A tremolo harmonica is, in the part of the world of which I am most familiar -- Topeka, Kansas, U.S.A. -- not very commonly known. Far more often here, a "harmonica" is an instrument with ten or twelve holes in a single row, two notes (one blow, one draw) per hole, by some called a "standard diatonic". So much more common is this ten- or twelve-hole instrument that, upon pulling out one or more my tremolos, I have received that silent "what in the world..." look from at least three professional harmonica players. Tremolo is different in that there are two parallel rows of holes (usually 16, 21, or 24 holes per row), where each hole has only one reed (either blow or draw), and where each vertical pair contains one reed tuned right on the note, and one reed tuned just slightly off. I have heard that the off-tuning is about four cents, but this does varies by model, by individual instrument, and even by note.
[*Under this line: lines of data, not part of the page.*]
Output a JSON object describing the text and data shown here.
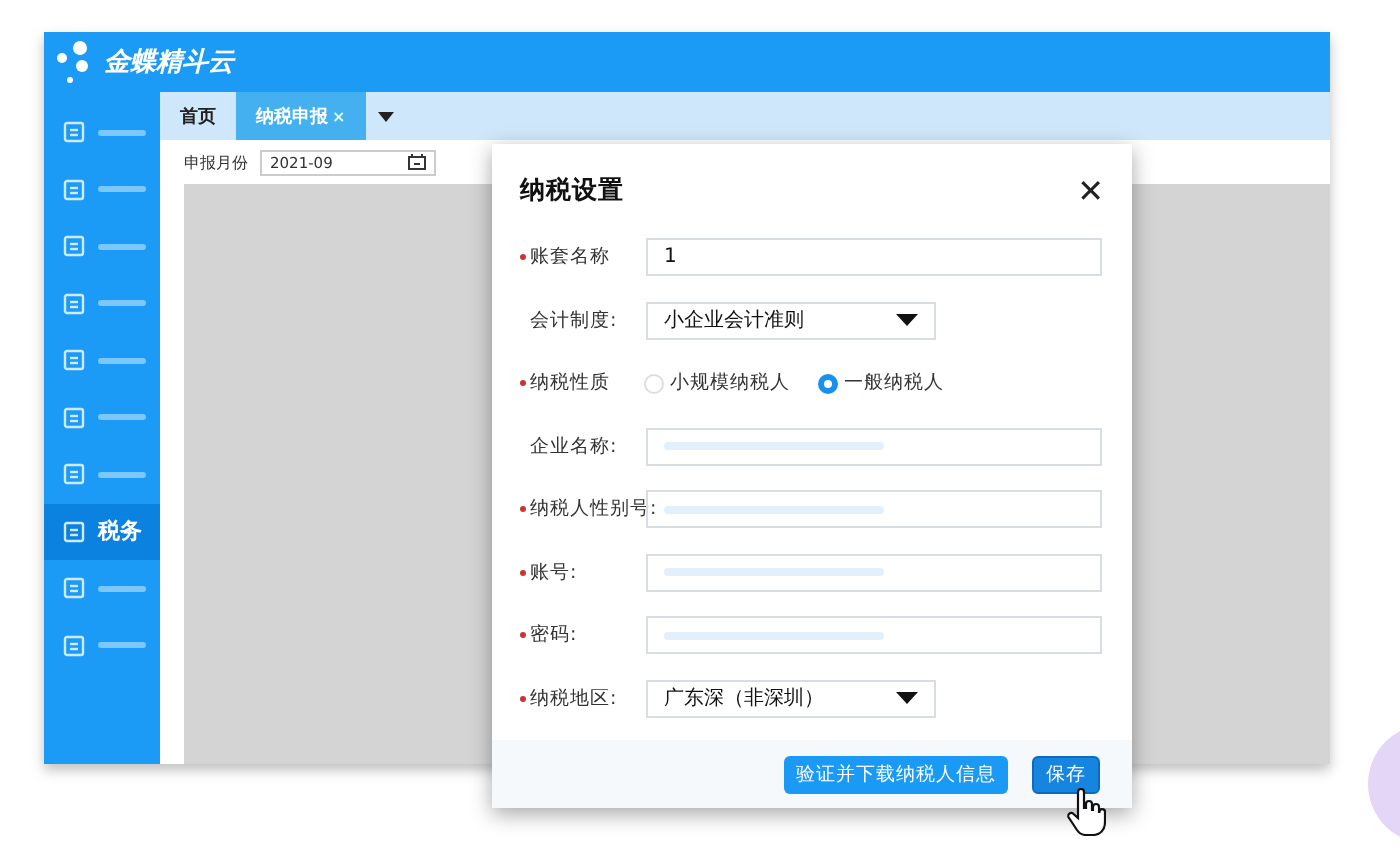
{
  "header": {
    "logo_text": "金蝶精斗云"
  },
  "sidebar": {
    "items": [
      {
        "selected": false
      },
      {
        "selected": false
      },
      {
        "selected": false
      },
      {
        "selected": false
      },
      {
        "selected": false
      },
      {
        "selected": false
      },
      {
        "selected": false
      },
      {
        "label": "税务",
        "selected": true
      },
      {
        "selected": false
      },
      {
        "selected": false
      }
    ]
  },
  "tabs": [
    {
      "label": "首页",
      "selected": false,
      "closable": false
    },
    {
      "label": "纳税申报",
      "selected": true,
      "closable": true,
      "close_glyph": "×"
    }
  ],
  "filter": {
    "label": "申报月份",
    "value": "2021-09"
  },
  "dialog": {
    "title": "纳税设置",
    "close_glyph": "✕",
    "fields": [
      {
        "kind": "text",
        "label": "账套名称",
        "required": true,
        "value": "1"
      },
      {
        "kind": "select",
        "label": "会计制度:",
        "required": false,
        "value": "小企业会计准则"
      },
      {
        "kind": "radio",
        "label": "纳税性质",
        "required": true,
        "options": [
          {
            "label": "小规模纳税人",
            "selected": false
          },
          {
            "label": "一般纳税人",
            "selected": true
          }
        ]
      },
      {
        "kind": "redacted",
        "label": "企业名称:",
        "required": false
      },
      {
        "kind": "redacted",
        "label": "纳税人性别号:",
        "required": true
      },
      {
        "kind": "redacted",
        "label": "账号:",
        "required": true
      },
      {
        "kind": "redacted",
        "label": "密码:",
        "required": true
      },
      {
        "kind": "select",
        "label": "纳税地区:",
        "required": true,
        "value": "广东深（非深圳）"
      }
    ],
    "buttons": [
      {
        "label": "验证并下载纳税人信息"
      },
      {
        "label": "保存"
      }
    ]
  }
}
This setup leads to the term "tremolo", which is shorthand -- not really an accurate term -- for the "beating" one hears with the two slightly-offtuned reeds played together.
Over my time with harmonication, I have found that the composite timbre of the tremolo works much better when playing with vocals, and when playing deeply embedded within ensembles. When playing chords or in close ensemble of any sort, the "beating" effect is almost completely cancelled out, and is directly replaced with a plethora of wonderful overtones, both low and high. And a plethora of overtones is exactly what one wants when playing with vocals, or in close integration with other musicians. Ever tried to sing along to a solo flute, or play a piano with a pipe-organ as a duet? The flute and many tones on pipe-organ have almost no overtones, which means that they produce almost singular sine wave tones, and their tones therefore clash easily without other instruments. Tremolo, in contrast, works very well for both solo and ensemble, because it brings its own big set of carefully tuned overtones. And also, for many, tremolo is actually quite a lot easier to play, because the notes are much more physically separated.
I started tremolo myself because a very nice Brelli tremolo harmonica happened to be the instrument my wife bought for herself more than thirty years before, and never used very much. She pulled it out of an old box when we were cleaning up, and handed it to me without a single word. I looked at it from various angles, thought "Well, there has to be a scale in there somewhere," and was amazed to find that in two weeks I was playing familiar tunes singably. But only one week passed by before I wanted another instrument, as a reserve, or a backup: as a carry-it-into-all-storms. So I bought a Hohner Blues Band, a very very common ten-holer, which had been recommended to me by various usually reliable sources. I was shocked at how much harder it was to play. I couldn't isolate notes the same way, or do chords the same way, and all of the output was much more muddled. So I went back to my Brelli for a while, and then a while after that I was at my brother-in-law's place for a party, and was asked to play, and had none except another ten-holer of his which was lying around. So I tried hard. I was able to do my notes and chords acceptably, and better over time, without the special tone quality.
Eventually, after I had my sweet Brelli in my hands again, and especially after a microgig or two, I understood the situation much better. I could get good at ten-holer if I wanted to do so, but tremolo was where I needed to be, because of the results of that tone quality. The next instrument I bought (also on advice) was a Hohner 32/64; and although I had good times with this instrument, I learned from it what Richter tuning is (see the review of the Hohner Double Echo), and why I don't want it. (I don't, but I should bear witness that there are lots of tremolo folks who do lots of good with Richter tuning. I need my scales and my range. More in other writing!) After taking much more time for learning about which tremolo and where, I sent the bucks for a Tombo 1521 in Eb (I had a dire need for Eb and in that year I found no others available by mail- or web-order), and I found what I was needing all along. I now often use my Swan Professionals, Hohner Echo Celestes, Suzuki Humming Tremolos, and Tombo 1521s and 3121s. More recently, since the Forum went up, many excellent folks have contributed additional instrument reports, and whenever some of mine wear out, I am looking forward to the new directions!
Today I play regularly at our church, occasionally at other churches, principally with our church's band which admits of many genre, especially modern high-test worship music. The tremolo is definitely the harmonica I need. I have tried others; but others do not blend so well in ensemble, probably because of the lack of the broad overtones which the tremolo provides. Regardless, I am very happy to have my instruments, and I play them whenever He makes it possible!